[[ Materials provided, beginning ]]
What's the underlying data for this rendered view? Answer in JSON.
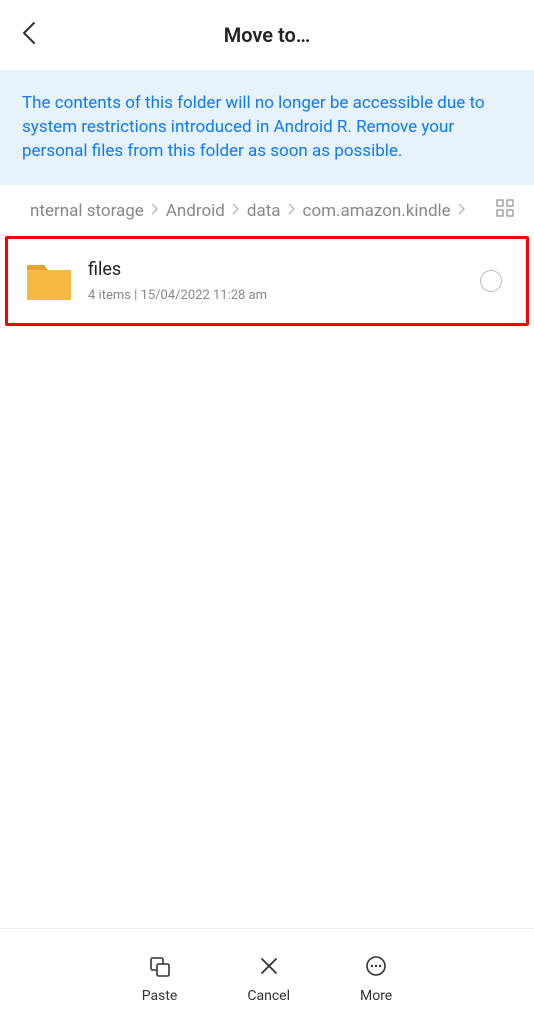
{
  "header": {
    "title": "Move to…"
  },
  "warning": "The contents of this folder will no longer be accessible due to system restrictions introduced in Android R. Remove your personal files from this folder as soon as possible.",
  "breadcrumb": {
    "items": [
      "nternal storage",
      "Android",
      "data",
      "com.amazon.kindle"
    ]
  },
  "files": [
    {
      "name": "files",
      "meta": "4 items  |  15/04/2022 11:28 am"
    }
  ],
  "bottomBar": {
    "paste": "Paste",
    "cancel": "Cancel",
    "more": "More"
  }
}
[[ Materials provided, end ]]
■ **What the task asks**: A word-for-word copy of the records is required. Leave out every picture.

■ **Answer to this exercise**:
What's the underlying data for this rendered view? Answer in JSON.
{
  "header": {
    "title": "Move to…"
  },
  "warning": "The contents of this folder will no longer be accessible due to system restrictions introduced in Android R. Remove your personal files from this folder as soon as possible.",
  "breadcrumb": {
    "items": [
      "nternal storage",
      "Android",
      "data",
      "com.amazon.kindle"
    ]
  },
  "files": [
    {
      "name": "files",
      "meta": "4 items  |  15/04/2022 11:28 am"
    }
  ],
  "bottomBar": {
    "paste": "Paste",
    "cancel": "Cancel",
    "more": "More"
  }
}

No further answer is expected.